When we encounter a text, whether ancient or modern, we typically start at the beginning and work our way toward the end. For biblical and Mesopotamian literature, however, this habit can lead to misinterpretation. In the ancient Near East, “master scribes”—those who held the authority to produce and revise texts—regularly introduced changes in the course of transmission. One of the most effective techniques in the scribal toolbox was what Milstein calls “revision through introduction,” a method that allowed scribes to preserve received material while simultaneously recasting it. Milstein demonstrates what is to be gained by disentangling the competing voices in a given work, a process that allows for the text to be perceived afresh at all stages in its development.

Bible and Its Interpreters Seminar Series

Sara Milstein (University of British Columbia)

Moderator: William Schniedewind (UCLA)


About the Speaker: Sara Milstein is Associate Professor of Hebrew Bible and Near Eastern Studies in the Classical, Near Eastern, and Religious Studies at the University of British Columbia.

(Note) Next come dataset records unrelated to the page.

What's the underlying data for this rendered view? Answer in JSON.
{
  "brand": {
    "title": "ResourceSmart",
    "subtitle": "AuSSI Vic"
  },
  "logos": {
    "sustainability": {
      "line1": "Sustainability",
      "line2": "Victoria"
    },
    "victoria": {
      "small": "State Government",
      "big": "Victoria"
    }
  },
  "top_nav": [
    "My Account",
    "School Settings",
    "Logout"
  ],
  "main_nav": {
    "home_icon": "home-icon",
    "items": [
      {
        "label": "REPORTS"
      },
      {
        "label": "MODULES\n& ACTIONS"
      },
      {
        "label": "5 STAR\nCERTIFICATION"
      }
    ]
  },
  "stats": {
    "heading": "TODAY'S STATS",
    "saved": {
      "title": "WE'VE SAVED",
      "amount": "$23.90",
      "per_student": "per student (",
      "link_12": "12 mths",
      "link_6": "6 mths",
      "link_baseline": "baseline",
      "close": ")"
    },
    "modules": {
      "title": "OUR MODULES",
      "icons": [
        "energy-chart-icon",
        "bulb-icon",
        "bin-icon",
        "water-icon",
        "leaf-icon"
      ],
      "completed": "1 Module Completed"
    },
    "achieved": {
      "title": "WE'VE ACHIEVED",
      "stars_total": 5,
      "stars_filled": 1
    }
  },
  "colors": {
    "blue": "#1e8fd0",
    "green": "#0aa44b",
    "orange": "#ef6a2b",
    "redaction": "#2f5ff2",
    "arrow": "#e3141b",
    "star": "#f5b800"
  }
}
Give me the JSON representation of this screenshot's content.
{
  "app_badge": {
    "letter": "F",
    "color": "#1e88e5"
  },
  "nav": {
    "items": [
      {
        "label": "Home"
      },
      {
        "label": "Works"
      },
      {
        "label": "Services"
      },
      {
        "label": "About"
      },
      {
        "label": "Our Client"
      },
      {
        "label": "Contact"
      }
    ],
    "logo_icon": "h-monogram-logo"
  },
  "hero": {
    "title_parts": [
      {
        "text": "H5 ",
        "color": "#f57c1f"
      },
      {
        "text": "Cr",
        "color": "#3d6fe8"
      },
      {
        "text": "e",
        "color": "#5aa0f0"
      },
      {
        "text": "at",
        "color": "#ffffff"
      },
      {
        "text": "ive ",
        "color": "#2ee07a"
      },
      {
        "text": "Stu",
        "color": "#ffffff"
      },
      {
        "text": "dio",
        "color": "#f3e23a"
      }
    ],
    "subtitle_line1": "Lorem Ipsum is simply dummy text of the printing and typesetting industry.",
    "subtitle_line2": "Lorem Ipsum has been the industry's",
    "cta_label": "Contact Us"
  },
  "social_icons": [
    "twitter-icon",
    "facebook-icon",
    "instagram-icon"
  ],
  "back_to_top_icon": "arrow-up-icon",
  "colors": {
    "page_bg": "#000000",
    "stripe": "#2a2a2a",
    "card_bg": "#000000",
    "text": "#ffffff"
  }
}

She is the author of Tracking the Master Scribe: Revision through Introduction in Biblical and Mesopotamian Literature (Oxford University Press, 2016), which won the ASOR Frank Moore Cross Award; and with Daniel Fleming, she co-authored The Buried Foundation of the Gilgamesh Epic: The Akkadian Huwawa Narrative (Brill, 2010). Her current project, “Making a Case: The Emergent Near Eastern Legal Mind,” is funded by a Canadian Social Sciences and Humanities Research Council Grant.


Sponsored by the
UCLA Alan D. Leve Center for Jewish Studies

Cosponsored by the
UCLA Department of Near Eastern Languages & Cultures
UCLA Center for Near Eastern Studies